Love your newsletter! It’s so informative, helpful and fun. You have a great sense of humor. I also want to thank you for providing me, my family, and the whole south coast community with the most wonderful vegetables. I have learned to eat so many more veggies than I used to have in my repertoire thanks to your food baskets. For example, the first year, I just kinda looked at the kale. I didn’t know what to do with it and was sure I wouldn’t like it. Then I got a couple of recipes and now it is probably my very favorite “green.” Now, I will try beets. I am not a beet fan, but I’ll try the recipe you listed. Oh, and I do like beet chips that my husband makes in the oven. Who knows? I may decide beets are the greatest thing since Seth’s bread! So keep up the good work! We are blessed to have you and your produce in our lives!
Strawberries: Phoenix Rising?
Just when I think I know something on the farm, I usually get proven wrong. Which happily, seems to be the case with the strawberry patch right now. As of last week, the strawberries started to stage a comeback. Their bright scarlet sheen is back, the sweetness is returning, and the harvest is up. Enough so to put them in the CSA totes again, and to start fulfilling special orders once more. Who knew?
I have to give credit to Jake, who has been a steadfast optimist throughout the entire, depressing month of July. Roberto and I had both thrown in the towel on the berry patch and were consoling ourselves with the promise and possibility of a fantastic next year (that’s the great thing about farming….there’s always a fantastic next year, at least in your mind). But Jake stuck by those berries, picking the patch clean of ugly fruit each week and maybe sprinkling some magic pixie dust on them when I wasn’t looking.
Whatever the reason (compost tea? time? root regeneration? pixie dust? positive thinking?), we’re seeing a new flush of green leaves and flowers, which hopefully portends a bountiful August of berries. The u-pick is also getting better and better, so if you’ve been hesitating about coming to the farm to pick your own, August will be a good month for it. Or so I think. We know how that goes….
The Valley Flora Crystal Ball: What MIGHT be in your share next week…
No promises, but your tote might include some of the following NEXT week:
- Head lettuce
- Walla Walla Sweet Onions
- Fresh Herbs
Please note: all of our produce is field-rinsed, not washed. We recommend you wash all of your produce before eating it.
For recipes and ideas, check out these links:
Our own collection of recipes, where you can contribute and share your favorites
Our website’s recipe “search engine,” where you can hunt down recipes by ingredient

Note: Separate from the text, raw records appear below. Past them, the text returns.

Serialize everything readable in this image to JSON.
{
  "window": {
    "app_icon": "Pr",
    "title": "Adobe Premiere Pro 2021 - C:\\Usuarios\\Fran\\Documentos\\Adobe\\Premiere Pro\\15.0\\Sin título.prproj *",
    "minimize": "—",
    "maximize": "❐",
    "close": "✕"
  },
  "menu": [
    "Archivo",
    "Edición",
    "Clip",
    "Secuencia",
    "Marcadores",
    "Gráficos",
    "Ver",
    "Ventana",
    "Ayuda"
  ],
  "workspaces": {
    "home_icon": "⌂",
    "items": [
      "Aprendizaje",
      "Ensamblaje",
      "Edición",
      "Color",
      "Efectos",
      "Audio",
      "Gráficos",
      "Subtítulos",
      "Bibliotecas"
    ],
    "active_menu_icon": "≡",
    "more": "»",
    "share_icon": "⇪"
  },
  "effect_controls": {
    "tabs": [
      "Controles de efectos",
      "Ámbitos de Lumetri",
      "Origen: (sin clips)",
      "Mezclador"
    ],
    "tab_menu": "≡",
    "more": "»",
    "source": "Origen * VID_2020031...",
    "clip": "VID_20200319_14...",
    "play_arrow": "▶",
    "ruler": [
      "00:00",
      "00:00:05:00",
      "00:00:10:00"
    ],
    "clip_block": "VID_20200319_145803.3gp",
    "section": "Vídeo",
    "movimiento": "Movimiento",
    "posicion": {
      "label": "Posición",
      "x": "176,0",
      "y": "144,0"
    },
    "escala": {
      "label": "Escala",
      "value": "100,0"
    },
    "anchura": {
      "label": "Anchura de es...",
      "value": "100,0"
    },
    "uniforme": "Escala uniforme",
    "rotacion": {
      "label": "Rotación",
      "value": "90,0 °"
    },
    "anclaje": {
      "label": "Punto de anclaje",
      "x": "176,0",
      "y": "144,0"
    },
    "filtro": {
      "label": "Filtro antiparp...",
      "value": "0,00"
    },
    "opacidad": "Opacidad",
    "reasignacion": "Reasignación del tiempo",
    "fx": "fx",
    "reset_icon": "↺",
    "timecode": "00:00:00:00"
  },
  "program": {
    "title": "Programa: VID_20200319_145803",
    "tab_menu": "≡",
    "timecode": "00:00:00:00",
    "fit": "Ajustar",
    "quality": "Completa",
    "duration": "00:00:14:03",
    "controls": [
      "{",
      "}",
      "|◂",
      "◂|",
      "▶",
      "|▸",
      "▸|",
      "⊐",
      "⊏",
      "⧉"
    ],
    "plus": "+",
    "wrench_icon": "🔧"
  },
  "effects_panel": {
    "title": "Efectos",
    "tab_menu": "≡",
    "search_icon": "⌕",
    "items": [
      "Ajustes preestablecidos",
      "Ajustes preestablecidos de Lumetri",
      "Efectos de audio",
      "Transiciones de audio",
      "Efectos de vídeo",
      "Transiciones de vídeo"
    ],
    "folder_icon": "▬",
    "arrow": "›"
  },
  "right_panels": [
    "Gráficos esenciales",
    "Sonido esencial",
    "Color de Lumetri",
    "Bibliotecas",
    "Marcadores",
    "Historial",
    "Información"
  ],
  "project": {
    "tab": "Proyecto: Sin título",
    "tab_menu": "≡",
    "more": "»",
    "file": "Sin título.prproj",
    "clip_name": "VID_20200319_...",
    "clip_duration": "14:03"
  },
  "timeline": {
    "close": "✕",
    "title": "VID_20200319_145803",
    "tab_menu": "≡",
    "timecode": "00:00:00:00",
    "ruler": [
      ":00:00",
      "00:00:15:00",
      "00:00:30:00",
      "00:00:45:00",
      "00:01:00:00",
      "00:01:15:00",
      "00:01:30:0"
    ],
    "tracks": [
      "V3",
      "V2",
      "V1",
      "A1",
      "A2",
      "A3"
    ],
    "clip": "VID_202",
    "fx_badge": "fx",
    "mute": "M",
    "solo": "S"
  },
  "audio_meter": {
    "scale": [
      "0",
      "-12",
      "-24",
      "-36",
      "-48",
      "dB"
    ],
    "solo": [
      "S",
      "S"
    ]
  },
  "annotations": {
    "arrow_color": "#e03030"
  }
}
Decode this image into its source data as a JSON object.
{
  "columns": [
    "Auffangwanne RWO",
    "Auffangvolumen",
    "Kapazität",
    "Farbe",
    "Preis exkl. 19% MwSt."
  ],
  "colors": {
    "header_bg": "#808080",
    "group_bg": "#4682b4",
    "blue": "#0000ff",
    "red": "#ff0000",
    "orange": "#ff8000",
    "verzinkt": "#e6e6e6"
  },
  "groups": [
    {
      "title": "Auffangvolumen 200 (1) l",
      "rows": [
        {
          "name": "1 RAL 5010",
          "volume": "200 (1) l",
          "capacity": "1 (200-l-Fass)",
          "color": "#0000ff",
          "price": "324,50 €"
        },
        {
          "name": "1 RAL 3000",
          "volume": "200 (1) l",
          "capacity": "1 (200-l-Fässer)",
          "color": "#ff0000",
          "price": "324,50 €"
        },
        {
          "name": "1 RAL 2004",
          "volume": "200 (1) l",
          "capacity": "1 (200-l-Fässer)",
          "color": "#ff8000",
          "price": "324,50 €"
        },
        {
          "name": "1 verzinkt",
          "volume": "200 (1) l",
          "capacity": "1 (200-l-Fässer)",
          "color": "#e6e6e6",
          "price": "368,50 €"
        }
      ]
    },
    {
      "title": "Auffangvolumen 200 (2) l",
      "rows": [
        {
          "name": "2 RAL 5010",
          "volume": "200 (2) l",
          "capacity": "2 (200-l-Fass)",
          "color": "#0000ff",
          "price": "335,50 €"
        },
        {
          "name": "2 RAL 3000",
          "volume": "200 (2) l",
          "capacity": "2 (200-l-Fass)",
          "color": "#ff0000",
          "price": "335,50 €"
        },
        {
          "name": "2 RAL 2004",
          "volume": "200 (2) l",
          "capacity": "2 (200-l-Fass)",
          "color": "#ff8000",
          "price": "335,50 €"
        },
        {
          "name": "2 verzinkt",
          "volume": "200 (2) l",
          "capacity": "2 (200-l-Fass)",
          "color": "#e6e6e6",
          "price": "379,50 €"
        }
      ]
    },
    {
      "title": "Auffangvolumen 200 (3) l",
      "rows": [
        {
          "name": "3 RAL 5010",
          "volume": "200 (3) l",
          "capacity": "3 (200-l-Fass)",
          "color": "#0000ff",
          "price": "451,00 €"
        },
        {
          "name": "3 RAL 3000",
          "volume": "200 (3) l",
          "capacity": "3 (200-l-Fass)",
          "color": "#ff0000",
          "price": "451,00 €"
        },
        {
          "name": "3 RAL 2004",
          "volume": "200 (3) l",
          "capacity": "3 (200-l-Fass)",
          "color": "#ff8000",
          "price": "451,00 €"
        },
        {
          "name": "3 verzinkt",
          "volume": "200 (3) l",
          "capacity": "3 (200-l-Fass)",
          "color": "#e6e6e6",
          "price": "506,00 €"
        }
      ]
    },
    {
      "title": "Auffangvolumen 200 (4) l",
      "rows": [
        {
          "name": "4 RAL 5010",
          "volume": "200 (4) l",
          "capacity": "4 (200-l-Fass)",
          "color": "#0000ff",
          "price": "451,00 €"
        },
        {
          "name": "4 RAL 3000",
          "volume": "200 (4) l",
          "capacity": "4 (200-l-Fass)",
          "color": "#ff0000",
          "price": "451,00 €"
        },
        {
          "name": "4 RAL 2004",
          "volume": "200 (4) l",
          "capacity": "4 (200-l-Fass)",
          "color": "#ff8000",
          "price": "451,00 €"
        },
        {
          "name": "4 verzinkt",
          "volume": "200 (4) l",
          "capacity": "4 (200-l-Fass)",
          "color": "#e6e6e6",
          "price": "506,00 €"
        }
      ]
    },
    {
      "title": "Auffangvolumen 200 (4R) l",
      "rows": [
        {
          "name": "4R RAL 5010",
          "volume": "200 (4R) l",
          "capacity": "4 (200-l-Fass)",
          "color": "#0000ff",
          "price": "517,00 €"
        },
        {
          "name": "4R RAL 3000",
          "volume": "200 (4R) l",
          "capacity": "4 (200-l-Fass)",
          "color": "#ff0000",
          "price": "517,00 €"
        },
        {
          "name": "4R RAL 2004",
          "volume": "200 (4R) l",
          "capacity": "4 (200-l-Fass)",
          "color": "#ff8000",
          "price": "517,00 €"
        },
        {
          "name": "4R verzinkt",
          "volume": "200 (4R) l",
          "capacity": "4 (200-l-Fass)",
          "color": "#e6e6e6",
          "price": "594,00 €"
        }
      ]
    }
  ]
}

A vast collection of recipes, searchable by one or multiple ingredients
A storehouse of recipes, searchable by ingredient
A Washington farm that has a good collection of seasonal recipes